In 2000 Stagecoach finally admitted defeat with their Leyland Tigers. Whereas the maintenance on the older Leopard was becoming more frequent, the jobs took much less time to complete than on the Tiger due to complete inaccessibility of many components. The Tiger always had two very unlovable (by most) features: the Leyland TL11 engine was well known for blowing head gaskets and warping cylinder heads in addition to the Leyland Hydracyclic gearbox which wasn't up for working any more than 100,000 miles.
To complement Strathtay's fleet of one Alexander TC Tiger (415VYA was the only new Tiger bought by the company in 1987) they also inherited Alexander TE Tigers and a handful of Tigers from Glasgow. Strathtay also purchased in its entirety the fleet of D-XRS and E-BRS Tigers from Northern and two of the D-FAS batch from Fife. This was complimented by a rather nice arrival of 435 (365DXU) which was a big Tiger 260 coach from the south. Slightly later, a group transfer brought vehicle 404 (128NNU) to Dundee. This rare beast had been fitted with a Volvo engine. It did not seem a hit with the drivers and eventually caught fire on a Megabus run somewhere near its 25th birthday.

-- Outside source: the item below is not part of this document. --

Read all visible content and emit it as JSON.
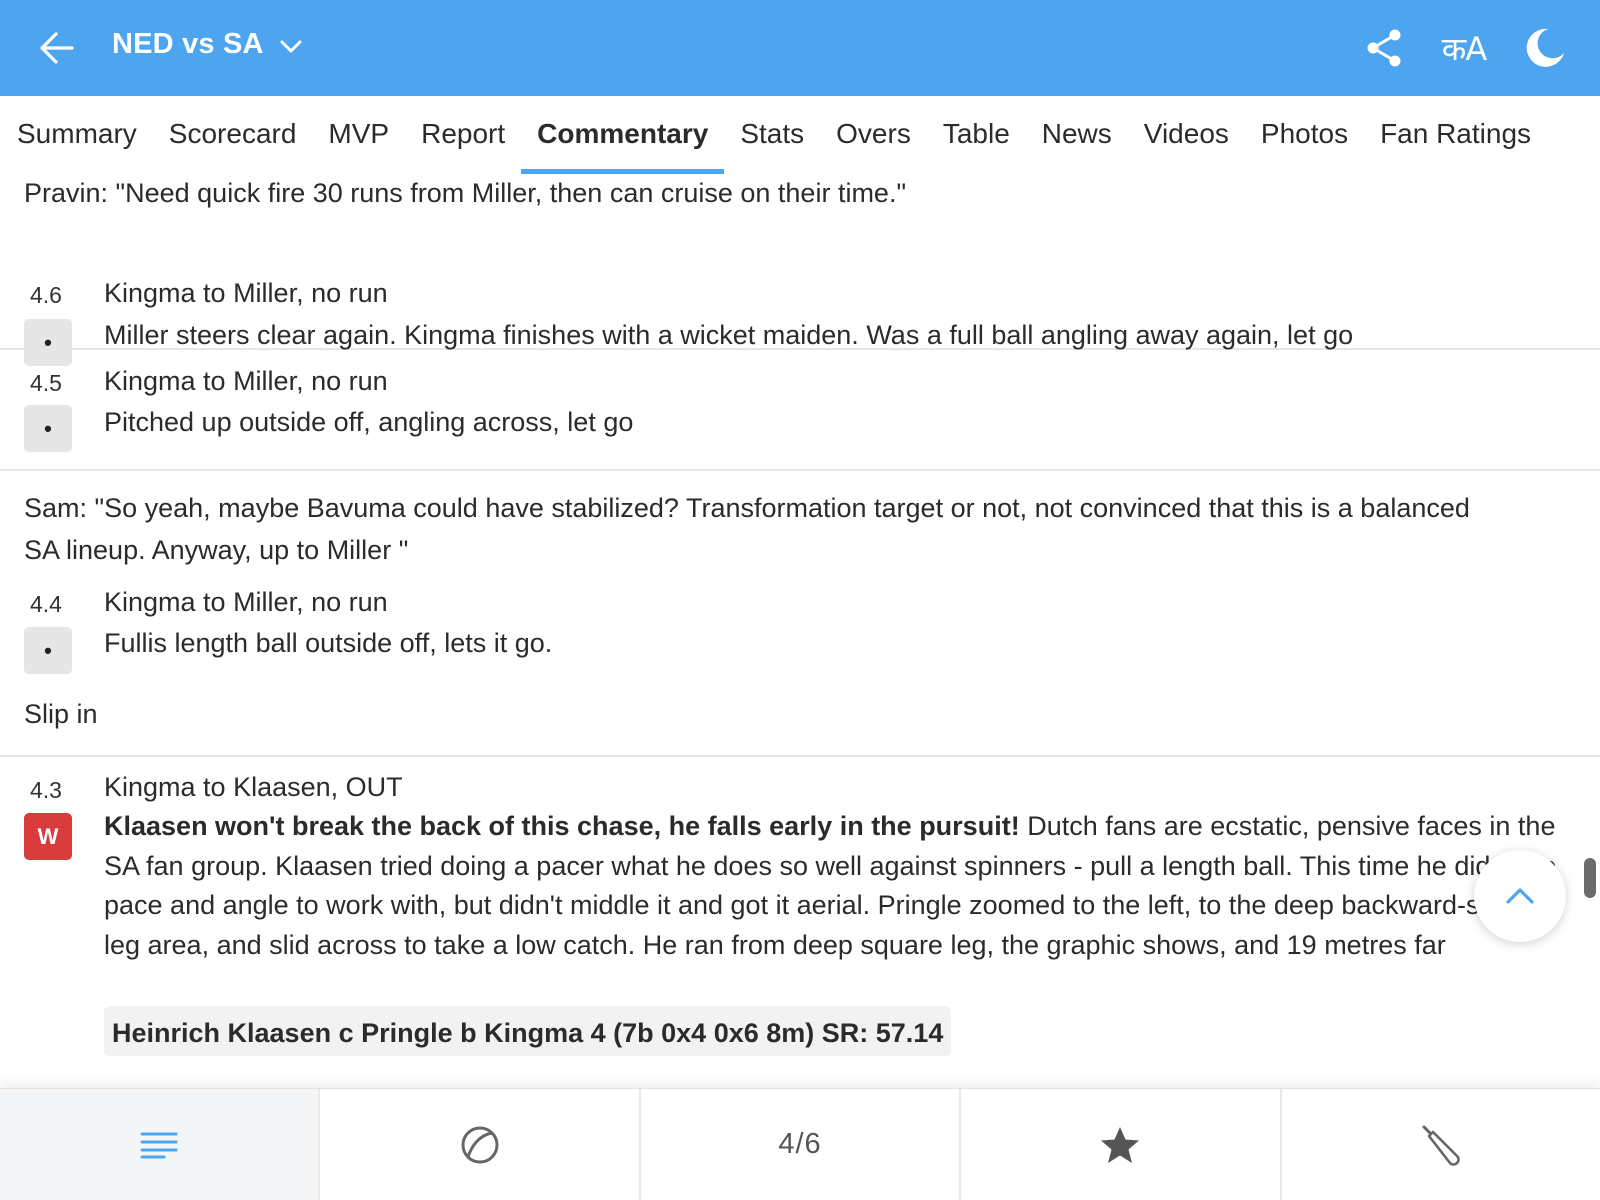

These vehicles survived a long hard life at Strathtay all moving into Stagecoach ownership, E640BRS being the last one to operate in the fleet having passed to Meffans of Kirriemuir, a sister company.
From the point of view of Stagecoach, all these vehicles they thought they would never be seeing again were back having taken over Strathtay but their days were certainly numbered.
E640BRS lives on at the Angus Transport Group in Montrose, D277FAS (now XNR453) is rumoured to live on near Glasgow and, far away, the good chaps in Chesterfield have restored D278FAS to its former glory. Affectionately known as "Tony Leyland", 415VYA now lives with the Glasgow Vintage Vehicle Trust.